COVID/remote learning has expanded our understanding of online learning. Teachers are far more adept at using technology and designing with technology to help students learn online. They know which online learning modalities—synchronous or asynchronous—work best with which eLearning platform. Students too have had a year-long internship in online learning—its tools and pedagogies.

COVID has diversified our understanding of online learning. In 2014, when I began writing for eLearning Industry, eLearning meant one thing—a class held in a virtual learning environment or Learning Management System. In 2021, online learning is any learning we do online, whether via free or fee-based subscription services (like Khan Academy and DreamBox, respectively), web conferencing, or Web 2.0 platforms (Edmodo, YouTube channels)—another overlooked candidate for this list.

And COVID has constrained our understanding of online learning. In 2014, when I began writing for eLearning Industry, eLearning was largely asynchronous and done in an LMS. In 2021, for a plurality of teachers and students across the globe, eLearning means one thing: Zoom and it means learning that is live and synchronous.

There’s far too much to say about the impact of COVID on eLearning, except for this: eLearning has both exceeded and failed to meet expectations during COVID. Online learning has reached learners of all ages across the globe. But they have been the easiest, not hardest, to reach. Online learning has touted its superiority in terms of innovation, quality, engagement, and efficiency. Yet, remote learning has laid bare the uncomfortable truth that for a large portion of its customer base—teachers and students—learning online is nowhere near as innovative, high-quality, engaging, efficient, or desirable as its in-person counterpart.

But What About…?

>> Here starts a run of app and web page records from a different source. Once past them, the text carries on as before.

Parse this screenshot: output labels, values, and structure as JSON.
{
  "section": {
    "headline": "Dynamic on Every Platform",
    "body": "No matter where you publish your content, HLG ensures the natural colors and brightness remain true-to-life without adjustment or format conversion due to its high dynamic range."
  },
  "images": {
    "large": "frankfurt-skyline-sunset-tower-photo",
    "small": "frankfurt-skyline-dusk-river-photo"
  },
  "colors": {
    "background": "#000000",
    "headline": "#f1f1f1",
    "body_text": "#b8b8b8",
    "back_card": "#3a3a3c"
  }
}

Yes, there are many omissions in my list (Web 2.0, blended learning, etc.), perhaps most notably mobile learning. For example, while mobile device ownership has certainly exploded and more people across the globe access online learning opportunities through mobile devices such as cell phones, I still think that smartphones are not quite up to the task of providing an optimal experience in a formal online class given the obstacles around phone-based reading and writing.

Thank You!

I’ve enjoyed the regular writing gig for eLearning Industry over the last 7 years. It’s been enormously gratifying both professionally and personally. Thanks to eLearning Industry for allowing me to share ideas and experiences. Thanks to those of you who have read and reached out. I encourage those of you who are involved in eLearning in education (in particular) to share your experiences here. This is an exciting time in online learning and there’s a lot to learn. What better way to learn it than from one another?


  • DeVynck, G. & Bergen, M. (2020, April 9). Google Classroom users doubled as quarantine spreads. Bloomberg News. https://www.bloomberg.com/news/articles/2020-04-09/google-widens-lead-in-education-market-as-students-rush-online
  • Ferguson, R. (2012). Learning analytics: drivers, developments and challenges. International Journal of Technology Enhanced Learning, 4(5/6) pp. 304-317.DOI: https://doi.org/10.1504/IJTEL.2012.051816
  • Lederman, D. (2018). Who is studying online (and where)? Inside Higher Ed. https://www.insidehighered.com/digitallearning/article/2018/01/05/new-us-data-show-continued-growth-college-students-studying
  • McGraw, N. (2021). The state of online education in 2020. Online Schools Report. https://www.onlineschoolsreport.com/the-state-of-online-education/#ftoc-heading-15
  • Seaman, J. E., Allen, I. E., & Seaman, J. (2018). Grade increase: Tracking distance education in the United States. Wellesley, MA: Babson Survey Research Group.